**Problem**:
Every word of the listing must be returned. Retype it exactly.

_ _ _ _ _ _ _

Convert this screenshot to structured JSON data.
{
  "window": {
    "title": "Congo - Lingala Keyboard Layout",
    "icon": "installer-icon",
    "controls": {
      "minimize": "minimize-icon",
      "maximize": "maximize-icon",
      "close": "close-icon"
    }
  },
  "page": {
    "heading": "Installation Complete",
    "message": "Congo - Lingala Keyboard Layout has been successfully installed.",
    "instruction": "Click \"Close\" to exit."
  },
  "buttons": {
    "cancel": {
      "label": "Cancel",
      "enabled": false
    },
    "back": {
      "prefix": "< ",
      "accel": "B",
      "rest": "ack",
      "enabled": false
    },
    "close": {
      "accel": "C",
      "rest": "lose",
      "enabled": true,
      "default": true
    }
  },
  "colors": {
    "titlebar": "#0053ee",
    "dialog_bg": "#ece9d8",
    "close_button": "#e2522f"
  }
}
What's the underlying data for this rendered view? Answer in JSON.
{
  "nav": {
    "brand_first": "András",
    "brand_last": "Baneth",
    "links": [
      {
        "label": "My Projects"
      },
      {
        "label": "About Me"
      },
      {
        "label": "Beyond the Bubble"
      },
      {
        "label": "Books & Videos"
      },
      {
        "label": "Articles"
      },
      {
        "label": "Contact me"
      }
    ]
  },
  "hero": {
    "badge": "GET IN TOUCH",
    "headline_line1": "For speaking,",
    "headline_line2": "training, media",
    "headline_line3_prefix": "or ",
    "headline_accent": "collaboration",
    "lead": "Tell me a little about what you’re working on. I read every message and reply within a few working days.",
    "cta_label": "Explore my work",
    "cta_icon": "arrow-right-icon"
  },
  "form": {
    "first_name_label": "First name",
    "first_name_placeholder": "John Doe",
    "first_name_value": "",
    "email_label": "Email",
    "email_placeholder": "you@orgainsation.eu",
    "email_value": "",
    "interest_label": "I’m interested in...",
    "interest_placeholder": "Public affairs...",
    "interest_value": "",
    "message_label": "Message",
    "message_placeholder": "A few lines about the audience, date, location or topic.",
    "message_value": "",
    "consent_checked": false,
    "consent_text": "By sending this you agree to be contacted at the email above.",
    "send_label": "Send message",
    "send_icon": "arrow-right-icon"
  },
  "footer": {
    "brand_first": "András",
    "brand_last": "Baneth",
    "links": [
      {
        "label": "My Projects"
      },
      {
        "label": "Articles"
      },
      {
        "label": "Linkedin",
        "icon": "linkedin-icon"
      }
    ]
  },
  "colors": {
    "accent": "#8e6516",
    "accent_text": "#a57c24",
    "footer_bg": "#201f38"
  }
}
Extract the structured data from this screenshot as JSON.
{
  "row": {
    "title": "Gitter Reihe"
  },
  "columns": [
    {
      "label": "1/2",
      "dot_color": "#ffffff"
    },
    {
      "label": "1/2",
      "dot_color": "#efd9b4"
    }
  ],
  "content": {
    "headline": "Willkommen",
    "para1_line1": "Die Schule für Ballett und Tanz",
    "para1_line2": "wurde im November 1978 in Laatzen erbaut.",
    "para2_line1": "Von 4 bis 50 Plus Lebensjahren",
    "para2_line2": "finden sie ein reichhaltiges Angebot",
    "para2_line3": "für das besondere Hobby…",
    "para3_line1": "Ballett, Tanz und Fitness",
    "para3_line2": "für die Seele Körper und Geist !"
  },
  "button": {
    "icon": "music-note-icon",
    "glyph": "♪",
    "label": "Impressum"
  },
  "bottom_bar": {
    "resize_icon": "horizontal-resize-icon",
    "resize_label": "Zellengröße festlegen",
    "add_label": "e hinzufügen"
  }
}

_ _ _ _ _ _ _

**Your solution**:
Convert this screenshot to structured JSON data.
{
  "window": {
    "title": "Congo - Lingala Keyboard Layout",
    "icon": "installer-icon",
    "controls": {
      "minimize": "minimize-icon",
      "maximize": "maximize-icon",
      "close": "close-icon"
    }
  },
  "page": {
    "heading": "Installation Complete",
    "message": "Congo - Lingala Keyboard Layout has been successfully installed.",
    "instruction": "Click \"Close\" to exit."
  },
  "buttons": {
    "cancel": {
      "label": "Cancel",
      "enabled": false
    },
    "back": {
      "prefix": "< ",
      "accel": "B",
      "rest": "ack",
      "enabled": false
    },
    "close": {
      "accel": "C",
      "rest": "lose",
      "enabled": true,
      "default": true
    }
  },
  "colors": {
    "titlebar": "#0053ee",
    "dialog_bg": "#ece9d8",
    "close_button": "#e2522f"
  }
}
What's the underlying data for this rendered view? Answer in JSON.
{
  "nav": {
    "brand_first": "András",
    "brand_last": "Baneth",
    "links": [
      {
        "label": "My Projects"
      },
      {
        "label": "About Me"
      },
      {
        "label": "Beyond the Bubble"
      },
      {
        "label": "Books & Videos"
      },
      {
        "label": "Articles"
      },
      {
        "label": "Contact me"
      }
    ]
  },
  "hero": {
    "badge": "GET IN TOUCH",
    "headline_line1": "For speaking,",
    "headline_line2": "training, media",
    "headline_line3_prefix": "or ",
    "headline_accent": "collaboration",
    "lead": "Tell me a little about what you’re working on. I read every message and reply within a few working days.",
    "cta_label": "Explore my work",
    "cta_icon": "arrow-right-icon"
  },
  "form": {
    "first_name_label": "First name",
    "first_name_placeholder": "John Doe",
    "first_name_value": "",
    "email_label": "Email",
    "email_placeholder": "you@orgainsation.eu",
    "email_value": "",
    "interest_label": "I’m interested in...",
    "interest_placeholder": "Public affairs...",
    "interest_value": "",
    "message_label": "Message",
    "message_placeholder": "A few lines about the audience, date, location or topic.",
    "message_value": "",
    "consent_checked": false,
    "consent_text": "By sending this you agree to be contacted at the email above.",
    "send_label": "Send message",
    "send_icon": "arrow-right-icon"
  },
  "footer": {
    "brand_first": "András",
    "brand_last": "Baneth",
    "links": [
      {
        "label": "My Projects"
      },
      {
        "label": "Articles"
      },
      {
        "label": "Linkedin",
        "icon": "linkedin-icon"
      }
    ]
  },
  "colors": {
    "accent": "#8e6516",
    "accent_text": "#a57c24",
    "footer_bg": "#201f38"
  }
}
Extract the structured data from this screenshot as JSON.
{
  "row": {
    "title": "Gitter Reihe"
  },
  "columns": [
    {
      "label": "1/2",
      "dot_color": "#ffffff"
    },
    {
      "label": "1/2",
      "dot_color": "#efd9b4"
    }
  ],
  "content": {
    "headline": "Willkommen",
    "para1_line1": "Die Schule für Ballett und Tanz",
    "para1_line2": "wurde im November 1978 in Laatzen erbaut.",
    "para2_line1": "Von 4 bis 50 Plus Lebensjahren",
    "para2_line2": "finden sie ein reichhaltiges Angebot",
    "para2_line3": "für das besondere Hobby…",
    "para3_line1": "Ballett, Tanz und Fitness",
    "para3_line2": "für die Seele Körper und Geist !"
  },
  "button": {
    "icon": "music-note-icon",
    "glyph": "♪",
    "label": "Impressum"
  },
  "bottom_bar": {
    "resize_icon": "horizontal-resize-icon",
    "resize_label": "Zellengröße festlegen",
    "add_label": "e hinzufügen"
  }
}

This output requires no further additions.